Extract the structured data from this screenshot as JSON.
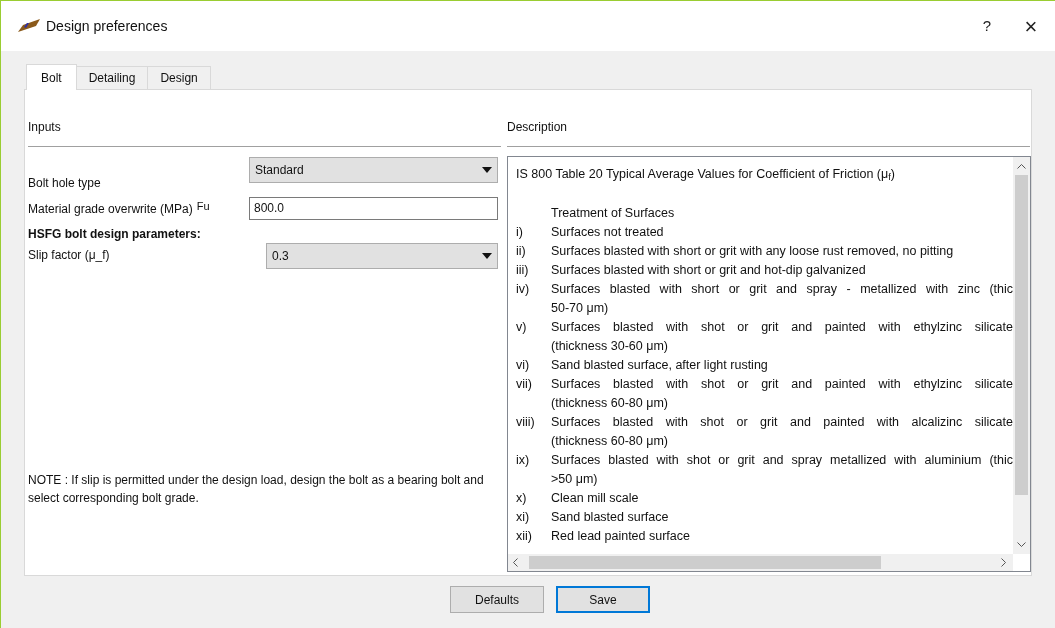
{
  "window": {
    "title": "Design preferences",
    "help": "?",
    "close": "×"
  },
  "tabs": [
    {
      "label": "Bolt",
      "selected": true
    },
    {
      "label": "Detailing",
      "selected": false
    },
    {
      "label": "Design",
      "selected": false
    }
  ],
  "inputs": {
    "heading": "Inputs",
    "fields": [
      {
        "kind": "dropdown",
        "label": "Bolt hole type",
        "value": "Standard"
      },
      {
        "kind": "text",
        "label": "Material grade overwrite (MPa)",
        "prefix": "Fu",
        "value": "800.0"
      },
      {
        "kind": "heading",
        "label": "HSFG bolt design parameters:"
      },
      {
        "kind": "dropdown",
        "label": "Slip factor (μ_f)",
        "value": "0.3"
      }
    ],
    "note": "NOTE : If slip is permitted under the design load, design the bolt as a bearing bolt and select corresponding bolt grade."
  },
  "description": {
    "heading": "Description",
    "title": "IS 800 Table 20 Typical Average Values for Coefficient of Friction (μ$_{f}$)",
    "column_heading": "Treatment of Surfaces",
    "items": [
      {
        "number": "i)",
        "lines": [
          "Surfaces not treated"
        ]
      },
      {
        "number": "ii)",
        "lines": [
          "Surfaces blasted with short or grit with any loose rust removed, no pitting"
        ]
      },
      {
        "number": "iii)",
        "lines": [
          "Surfaces blasted with short or grit and hot-dip galvanized"
        ]
      },
      {
        "number": "iv)",
        "lines": [
          "Surfaces blasted with short or grit and spray - metallized with zinc (thic",
          "50-70 μm)"
        ]
      },
      {
        "number": "v)",
        "lines": [
          "Surfaces blasted with shot or grit and painted with ethylzinc silicate",
          "(thickness 30-60 μm)"
        ]
      },
      {
        "number": "vi)",
        "lines": [
          "Sand blasted surface, after light rusting"
        ]
      },
      {
        "number": "vii)",
        "lines": [
          "Surfaces blasted with shot or grit and painted with ethylzinc silicate",
          "(thickness 60-80 μm)"
        ]
      },
      {
        "number": "viii)",
        "lines": [
          "Surfaces blasted with shot or grit and painted with alcalizinc silicate",
          "(thickness 60-80 μm)"
        ]
      },
      {
        "number": "ix)",
        "lines": [
          "Surfaces blasted with shot or grit and spray metallized with aluminium (thic",
          ">50 μm)"
        ]
      },
      {
        "number": "x)",
        "lines": [
          "Clean mill scale"
        ]
      },
      {
        "number": "xi)",
        "lines": [
          "Sand blasted surface"
        ]
      },
      {
        "number": "xii)",
        "lines": [
          "Red lead painted surface"
        ]
      }
    ]
  },
  "buttons": [
    {
      "label": "Defaults",
      "focused": false
    },
    {
      "label": "Save",
      "focused": true
    }
  ]
}
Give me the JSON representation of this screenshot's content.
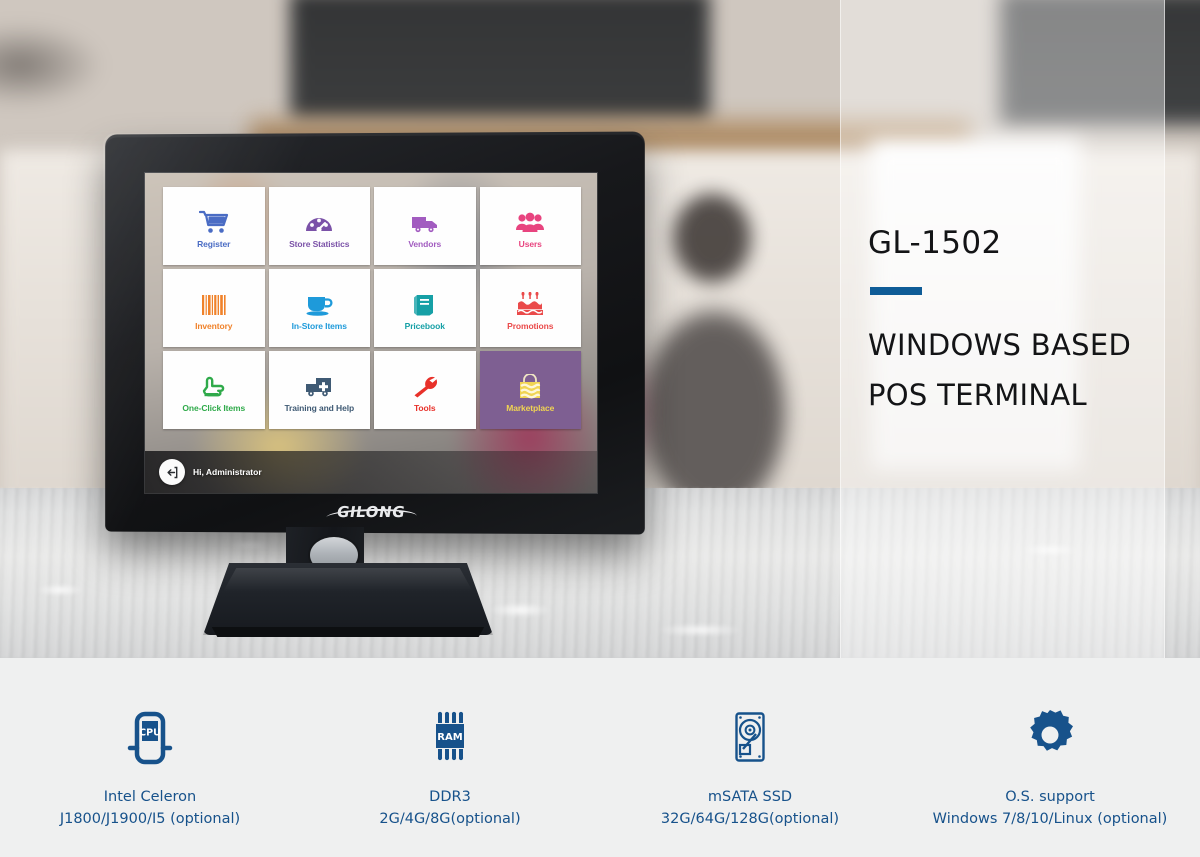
{
  "hero": {
    "model_name": "GL-1502",
    "tagline_line1": "WINDOWS BASED",
    "tagline_line2": "POS TERMINAL",
    "accent_color": "#0f5c97"
  },
  "device": {
    "brand_logo_text": "GILONG"
  },
  "pos_screen": {
    "status_user_greeting": "Hi, Administrator",
    "logout_icon": "logout-arrow-icon",
    "tiles": [
      {
        "label": "Register",
        "icon": "shopping-cart-icon",
        "color": "#4a6cc4",
        "bg": "#fefefe"
      },
      {
        "label": "Store Statistics",
        "icon": "gauge-icon",
        "color": "#7b52a8",
        "bg": "#fefefe"
      },
      {
        "label": "Vendors",
        "icon": "delivery-truck-icon",
        "color": "#a martin",
        "bg": "#fefefe"
      },
      {
        "label": "Users",
        "icon": "users-group-icon",
        "color": "#e8447f",
        "bg": "#fefefe"
      },
      {
        "label": "Inventory",
        "icon": "barcode-icon",
        "color": "#f0822a",
        "bg": "#fefefe"
      },
      {
        "label": "In-Store Items",
        "icon": "coffee-cup-icon",
        "color": "#1e9ada",
        "bg": "#fefefe"
      },
      {
        "label": "Pricebook",
        "icon": "book-icon",
        "color": "#16a0a6",
        "bg": "#fefefe"
      },
      {
        "label": "Promotions",
        "icon": "birthday-cake-icon",
        "color": "#ea4a4a",
        "bg": "#fefefe"
      },
      {
        "label": "One-Click Items",
        "icon": "pointing-hand-icon",
        "color": "#2faa4a",
        "bg": "#fefefe"
      },
      {
        "label": "Training and Help",
        "icon": "ambulance-icon",
        "color": "#3f5a74",
        "bg": "#fefefe"
      },
      {
        "label": "Tools",
        "icon": "wrench-icon",
        "color": "#e8312a",
        "bg": "#fefefe"
      },
      {
        "label": "Marketplace",
        "icon": "shopping-bag-icon",
        "color": "#f0d453",
        "bg": "#7e5f92"
      }
    ]
  },
  "specs": [
    {
      "icon": "cpu-chip-icon",
      "title": "Intel Celeron",
      "detail": "J1800/J1900/I5 (optional)"
    },
    {
      "icon": "ram-chip-icon",
      "title": "DDR3",
      "detail": "2G/4G/8G(optional)"
    },
    {
      "icon": "hard-disk-icon",
      "title": "mSATA SSD",
      "detail": "32G/64G/128G(optional)"
    },
    {
      "icon": "gear-icon",
      "title": "O.S. support",
      "detail": "Windows 7/8/10/Linux (optional)"
    }
  ]
}
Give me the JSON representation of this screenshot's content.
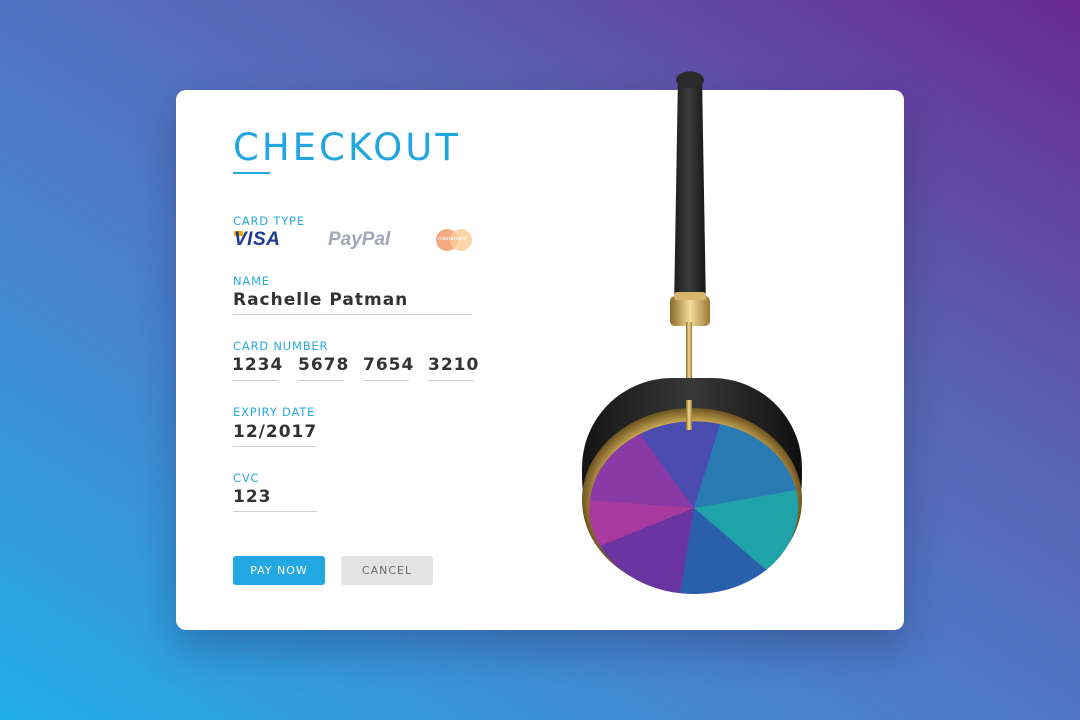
{
  "checkout": {
    "title": "CHECKOUT",
    "card_type_label": "CARD TYPE",
    "card_brands": [
      {
        "name": "VISA",
        "icon": "visa-logo"
      },
      {
        "name": "PayPal",
        "icon": "paypal-logo"
      },
      {
        "name": "mastercard",
        "icon": "mastercard-logo"
      }
    ],
    "name_label": "NAME",
    "name_value": "Rachelle Patman",
    "card_number_label": "CARD NUMBER",
    "card_number_groups": [
      "1234",
      "5678",
      "7654",
      "3210"
    ],
    "expiry_label": "EXPIRY DATE",
    "expiry_value": "12/2017",
    "cvc_label": "CVC",
    "cvc_value": "123",
    "pay_button_label": "PAY NOW",
    "cancel_button_label": "CANCEL"
  },
  "product": {
    "icon": "headphones-image"
  },
  "colors": {
    "accent": "#23a6e0",
    "button_primary": "#24a8e3",
    "button_secondary": "#e3e3e3",
    "text_dark": "#333333",
    "background_start": "#22aee8",
    "background_end": "#6a2a94"
  }
}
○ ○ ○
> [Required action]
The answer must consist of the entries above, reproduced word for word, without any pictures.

> [Problem solution]
Extract the structured data from this screenshot as JSON.
{
  "window": {
    "title": "Design preferences",
    "help": "?",
    "close": "×"
  },
  "tabs": [
    {
      "label": "Bolt",
      "selected": true
    },
    {
      "label": "Detailing",
      "selected": false
    },
    {
      "label": "Design",
      "selected": false
    }
  ],
  "inputs": {
    "heading": "Inputs",
    "fields": [
      {
        "kind": "dropdown",
        "label": "Bolt hole type",
        "value": "Standard"
      },
      {
        "kind": "text",
        "label": "Material grade overwrite (MPa)",
        "prefix": "Fu",
        "value": "800.0"
      },
      {
        "kind": "heading",
        "label": "HSFG bolt design parameters:"
      },
      {
        "kind": "dropdown",
        "label": "Slip factor (μ_f)",
        "value": "0.3"
      }
    ],
    "note": "NOTE : If slip is permitted under the design load, design the bolt as a bearing bolt and select corresponding bolt grade."
  },
  "description": {
    "heading": "Description",
    "title": "IS 800 Table 20 Typical Average Values for Coefficient of Friction (μ$_{f}$)",
    "column_heading": "Treatment of Surfaces",
    "items": [
      {
        "number": "i)",
        "lines": [
          "Surfaces not treated"
        ]
      },
      {
        "number": "ii)",
        "lines": [
          "Surfaces blasted with short or grit with any loose rust removed, no pitting"
        ]
      },
      {
        "number": "iii)",
        "lines": [
          "Surfaces blasted with short or grit and hot-dip galvanized"
        ]
      },
      {
        "number": "iv)",
        "lines": [
          "Surfaces blasted with short or grit and spray - metallized with zinc (thic",
          "50-70 μm)"
        ]
      },
      {
        "number": "v)",
        "lines": [
          "Surfaces blasted with shot or grit and painted with ethylzinc silicate",
          "(thickness 30-60 μm)"
        ]
      },
      {
        "number": "vi)",
        "lines": [
          "Sand blasted surface, after light rusting"
        ]
      },
      {
        "number": "vii)",
        "lines": [
          "Surfaces blasted with shot or grit and painted with ethylzinc silicate",
          "(thickness 60-80 μm)"
        ]
      },
      {
        "number": "viii)",
        "lines": [
          "Surfaces blasted with shot or grit and painted with alcalizinc silicate",
          "(thickness 60-80 μm)"
        ]
      },
      {
        "number": "ix)",
        "lines": [
          "Surfaces blasted with shot or grit and spray metallized with aluminium (thic",
          ">50 μm)"
        ]
      },
      {
        "number": "x)",
        "lines": [
          "Clean mill scale"
        ]
      },
      {
        "number": "xi)",
        "lines": [
          "Sand blasted surface"
        ]
      },
      {
        "number": "xii)",
        "lines": [
          "Red lead painted surface"
        ]
      }
    ]
  },
  "buttons": [
    {
      "label": "Defaults",
      "focused": false
    },
    {
      "label": "Save",
      "focused": true
    }
  ]
}
Give me the JSON representation of this screenshot's content.
{
  "hero": {
    "model_name": "GL-1502",
    "tagline_line1": "WINDOWS BASED",
    "tagline_line2": "POS TERMINAL",
    "accent_color": "#0f5c97"
  },
  "device": {
    "brand_logo_text": "GILONG"
  },
  "pos_screen": {
    "status_user_greeting": "Hi, Administrator",
    "logout_icon": "logout-arrow-icon",
    "tiles": [
      {
        "label": "Register",
        "icon": "shopping-cart-icon",
        "color": "#4a6cc4",
        "bg": "#fefefe"
      },
      {
        "label": "Store Statistics",
        "icon": "gauge-icon",
        "color": "#7b52a8",
        "bg": "#fefefe"
      },
      {
        "label": "Vendors",
        "icon": "delivery-truck-icon",
        "color": "#a martin",
        "bg": "#fefefe"
      },
      {
        "label": "Users",
        "icon": "users-group-icon",
        "color": "#e8447f",
        "bg": "#fefefe"
      },
      {
        "label": "Inventory",
        "icon": "barcode-icon",
        "color": "#f0822a",
        "bg": "#fefefe"
      },
      {
        "label": "In-Store Items",
        "icon": "coffee-cup-icon",
        "color": "#1e9ada",
        "bg": "#fefefe"
      },
      {
        "label": "Pricebook",
        "icon": "book-icon",
        "color": "#16a0a6",
        "bg": "#fefefe"
      },
      {
        "label": "Promotions",
        "icon": "birthday-cake-icon",
        "color": "#ea4a4a",
        "bg": "#fefefe"
      },
      {
        "label": "One-Click Items",
        "icon": "pointing-hand-icon",
        "color": "#2faa4a",
        "bg": "#fefefe"
      },
      {
        "label": "Training and Help",
        "icon": "ambulance-icon",
        "color": "#3f5a74",
        "bg": "#fefefe"
      },
      {
        "label": "Tools",
        "icon": "wrench-icon",
        "color": "#e8312a",
        "bg": "#fefefe"
      },
      {
        "label": "Marketplace",
        "icon": "shopping-bag-icon",
        "color": "#f0d453",
        "bg": "#7e5f92"
      }
    ]
  },
  "specs": [
    {
      "icon": "cpu-chip-icon",
      "title": "Intel Celeron",
      "detail": "J1800/J1900/I5 (optional)"
    },
    {
      "icon": "ram-chip-icon",
      "title": "DDR3",
      "detail": "2G/4G/8G(optional)"
    },
    {
      "icon": "hard-disk-icon",
      "title": "mSATA SSD",
      "detail": "32G/64G/128G(optional)"
    },
    {
      "icon": "gear-icon",
      "title": "O.S. support",
      "detail": "Windows 7/8/10/Linux (optional)"
    }
  ]
}
Give me the JSON representation of this screenshot's content.
{
  "checkout": {
    "title": "CHECKOUT",
    "card_type_label": "CARD TYPE",
    "card_brands": [
      {
        "name": "VISA",
        "icon": "visa-logo"
      },
      {
        "name": "PayPal",
        "icon": "paypal-logo"
      },
      {
        "name": "mastercard",
        "icon": "mastercard-logo"
      }
    ],
    "name_label": "NAME",
    "name_value": "Rachelle Patman",
    "card_number_label": "CARD NUMBER",
    "card_number_groups": [
      "1234",
      "5678",
      "7654",
      "3210"
    ],
    "expiry_label": "EXPIRY DATE",
    "expiry_value": "12/2017",
    "cvc_label": "CVC",
    "cvc_value": "123",
    "pay_button_label": "PAY NOW",
    "cancel_button_label": "CANCEL"
  },
  "product": {
    "icon": "headphones-image"
  },
  "colors": {
    "accent": "#23a6e0",
    "button_primary": "#24a8e3",
    "button_secondary": "#e3e3e3",
    "text_dark": "#333333",
    "background_start": "#22aee8",
    "background_end": "#6a2a94"
  }
}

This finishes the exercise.